_EXERCISE MATERIALS_.
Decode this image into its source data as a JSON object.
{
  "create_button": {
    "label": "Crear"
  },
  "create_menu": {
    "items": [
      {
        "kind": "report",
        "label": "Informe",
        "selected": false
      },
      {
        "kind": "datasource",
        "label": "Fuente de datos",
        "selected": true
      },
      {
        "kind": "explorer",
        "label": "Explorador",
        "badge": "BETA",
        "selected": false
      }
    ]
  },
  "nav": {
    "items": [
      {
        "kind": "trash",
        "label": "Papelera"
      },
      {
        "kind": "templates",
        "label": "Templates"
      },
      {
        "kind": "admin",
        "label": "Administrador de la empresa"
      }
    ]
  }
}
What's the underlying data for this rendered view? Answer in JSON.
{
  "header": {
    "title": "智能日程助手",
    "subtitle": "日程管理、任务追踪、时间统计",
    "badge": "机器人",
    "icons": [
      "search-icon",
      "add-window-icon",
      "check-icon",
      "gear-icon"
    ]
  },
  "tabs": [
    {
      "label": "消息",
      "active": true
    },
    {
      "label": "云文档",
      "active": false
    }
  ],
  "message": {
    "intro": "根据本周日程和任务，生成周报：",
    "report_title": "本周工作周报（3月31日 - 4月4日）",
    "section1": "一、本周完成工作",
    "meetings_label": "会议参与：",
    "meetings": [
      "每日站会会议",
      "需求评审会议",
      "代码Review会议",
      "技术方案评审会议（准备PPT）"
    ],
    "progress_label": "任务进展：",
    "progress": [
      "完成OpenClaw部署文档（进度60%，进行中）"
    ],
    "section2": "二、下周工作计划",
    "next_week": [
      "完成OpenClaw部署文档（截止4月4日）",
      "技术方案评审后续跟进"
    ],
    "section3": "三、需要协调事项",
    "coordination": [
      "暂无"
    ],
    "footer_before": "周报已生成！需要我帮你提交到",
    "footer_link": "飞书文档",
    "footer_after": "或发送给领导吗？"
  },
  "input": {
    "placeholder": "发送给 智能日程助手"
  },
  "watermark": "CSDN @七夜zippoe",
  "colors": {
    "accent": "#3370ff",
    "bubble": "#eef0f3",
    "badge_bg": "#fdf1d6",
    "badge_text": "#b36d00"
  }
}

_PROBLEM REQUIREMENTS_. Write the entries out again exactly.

_RESPONSE FOR THIS EXERCISE_.
Decode this image into its source data as a JSON object.
{
  "create_button": {
    "label": "Crear"
  },
  "create_menu": {
    "items": [
      {
        "kind": "report",
        "label": "Informe",
        "selected": false
      },
      {
        "kind": "datasource",
        "label": "Fuente de datos",
        "selected": true
      },
      {
        "kind": "explorer",
        "label": "Explorador",
        "badge": "BETA",
        "selected": false
      }
    ]
  },
  "nav": {
    "items": [
      {
        "kind": "trash",
        "label": "Papelera"
      },
      {
        "kind": "templates",
        "label": "Templates"
      },
      {
        "kind": "admin",
        "label": "Administrador de la empresa"
      }
    ]
  }
}
What's the underlying data for this rendered view? Answer in JSON.
{
  "header": {
    "title": "智能日程助手",
    "subtitle": "日程管理、任务追踪、时间统计",
    "badge": "机器人",
    "icons": [
      "search-icon",
      "add-window-icon",
      "check-icon",
      "gear-icon"
    ]
  },
  "tabs": [
    {
      "label": "消息",
      "active": true
    },
    {
      "label": "云文档",
      "active": false
    }
  ],
  "message": {
    "intro": "根据本周日程和任务，生成周报：",
    "report_title": "本周工作周报（3月31日 - 4月4日）",
    "section1": "一、本周完成工作",
    "meetings_label": "会议参与：",
    "meetings": [
      "每日站会会议",
      "需求评审会议",
      "代码Review会议",
      "技术方案评审会议（准备PPT）"
    ],
    "progress_label": "任务进展：",
    "progress": [
      "完成OpenClaw部署文档（进度60%，进行中）"
    ],
    "section2": "二、下周工作计划",
    "next_week": [
      "完成OpenClaw部署文档（截止4月4日）",
      "技术方案评审后续跟进"
    ],
    "section3": "三、需要协调事项",
    "coordination": [
      "暂无"
    ],
    "footer_before": "周报已生成！需要我帮你提交到",
    "footer_link": "飞书文档",
    "footer_after": "或发送给领导吗？"
  },
  "input": {
    "placeholder": "发送给 智能日程助手"
  },
  "watermark": "CSDN @七夜zippoe",
  "colors": {
    "accent": "#3370ff",
    "bubble": "#eef0f3",
    "badge_bg": "#fdf1d6",
    "badge_text": "#b36d00"
  }
}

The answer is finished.